■ What is being asked ■
An unchanged copy of each entry below is needed; keep the pictures out of it.

Source records:

────────

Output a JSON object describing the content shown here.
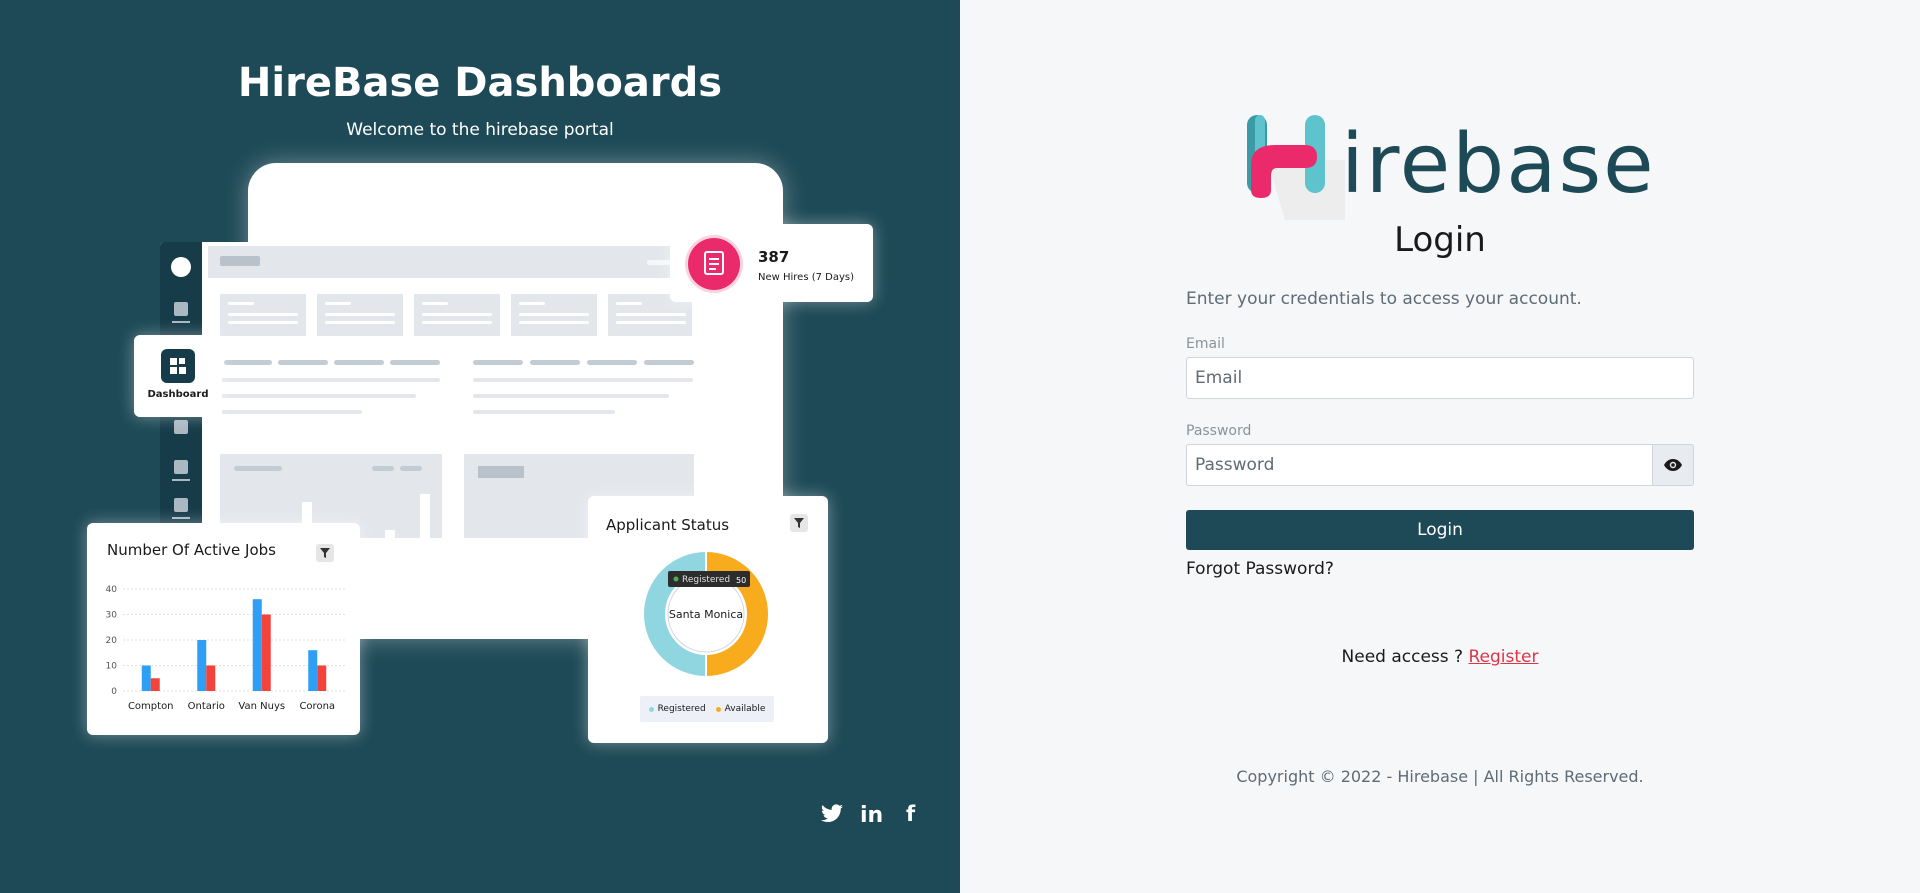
{
  "hero": {
    "title": "HireBase Dashboards",
    "subtitle": "Welcome to the hirebase portal"
  },
  "illustration": {
    "dashboard_label": "Dashboard",
    "new_hires": {
      "value": "387",
      "label": "New Hires (7 Days)"
    },
    "active_jobs": {
      "title": "Number Of Active Jobs"
    },
    "applicant_status": {
      "title": "Applicant Status",
      "center_label": "Santa Monica",
      "tooltip_label": "Registered",
      "tooltip_value": "50",
      "legend": [
        "Registered",
        "Available"
      ]
    }
  },
  "chart_data": [
    {
      "type": "bar",
      "title": "Number Of Active Jobs",
      "categories": [
        "Compton",
        "Ontario",
        "Van Nuys",
        "Corona"
      ],
      "series": [
        {
          "values": [
            10,
            20,
            36,
            16
          ],
          "color": "#2f9ff5"
        },
        {
          "values": [
            5,
            10,
            30,
            10
          ],
          "color": "#f4433b"
        }
      ],
      "ylim": [
        0,
        40
      ],
      "yticks": [
        0,
        10,
        20,
        30,
        40
      ],
      "grid": true
    },
    {
      "type": "pie",
      "title": "Applicant Status",
      "categories": [
        "Registered",
        "Available"
      ],
      "values": [
        50,
        50
      ],
      "colors": [
        "#8fd6e0",
        "#f8ab1d"
      ],
      "legend": "bottom"
    }
  ],
  "social": {
    "icons": [
      "twitter-icon",
      "linkedin-icon",
      "facebook-icon"
    ],
    "linkedin_text": "in",
    "facebook_text": "f"
  },
  "brand": {
    "logo_text": "irebase",
    "primary": "#1e4a57",
    "accent": "#ea2a6a",
    "teal": "#5ec3cd"
  },
  "login": {
    "title": "Login",
    "lead": "Enter your credentials to access your account.",
    "email_label": "Email",
    "email_placeholder": "Email",
    "password_label": "Password",
    "password_placeholder": "Password",
    "submit": "Login",
    "forgot": "Forgot Password?",
    "need_access": "Need access ?",
    "register": "Register",
    "copyright": "Copyright © 2022 - Hirebase | All Rights Reserved."
  }
}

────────

■ Solved problem ■
Output a JSON object describing the content shown here.
{
  "hero": {
    "title": "HireBase Dashboards",
    "subtitle": "Welcome to the hirebase portal"
  },
  "illustration": {
    "dashboard_label": "Dashboard",
    "new_hires": {
      "value": "387",
      "label": "New Hires (7 Days)"
    },
    "active_jobs": {
      "title": "Number Of Active Jobs"
    },
    "applicant_status": {
      "title": "Applicant Status",
      "center_label": "Santa Monica",
      "tooltip_label": "Registered",
      "tooltip_value": "50",
      "legend": [
        "Registered",
        "Available"
      ]
    }
  },
  "chart_data": [
    {
      "type": "bar",
      "title": "Number Of Active Jobs",
      "categories": [
        "Compton",
        "Ontario",
        "Van Nuys",
        "Corona"
      ],
      "series": [
        {
          "values": [
            10,
            20,
            36,
            16
          ],
          "color": "#2f9ff5"
        },
        {
          "values": [
            5,
            10,
            30,
            10
          ],
          "color": "#f4433b"
        }
      ],
      "ylim": [
        0,
        40
      ],
      "yticks": [
        0,
        10,
        20,
        30,
        40
      ],
      "grid": true
    },
    {
      "type": "pie",
      "title": "Applicant Status",
      "categories": [
        "Registered",
        "Available"
      ],
      "values": [
        50,
        50
      ],
      "colors": [
        "#8fd6e0",
        "#f8ab1d"
      ],
      "legend": "bottom"
    }
  ],
  "social": {
    "icons": [
      "twitter-icon",
      "linkedin-icon",
      "facebook-icon"
    ],
    "linkedin_text": "in",
    "facebook_text": "f"
  },
  "brand": {
    "logo_text": "irebase",
    "primary": "#1e4a57",
    "accent": "#ea2a6a",
    "teal": "#5ec3cd"
  },
  "login": {
    "title": "Login",
    "lead": "Enter your credentials to access your account.",
    "email_label": "Email",
    "email_placeholder": "Email",
    "password_label": "Password",
    "password_placeholder": "Password",
    "submit": "Login",
    "forgot": "Forgot Password?",
    "need_access": "Need access ?",
    "register": "Register",
    "copyright": "Copyright © 2022 - Hirebase | All Rights Reserved."
  }
}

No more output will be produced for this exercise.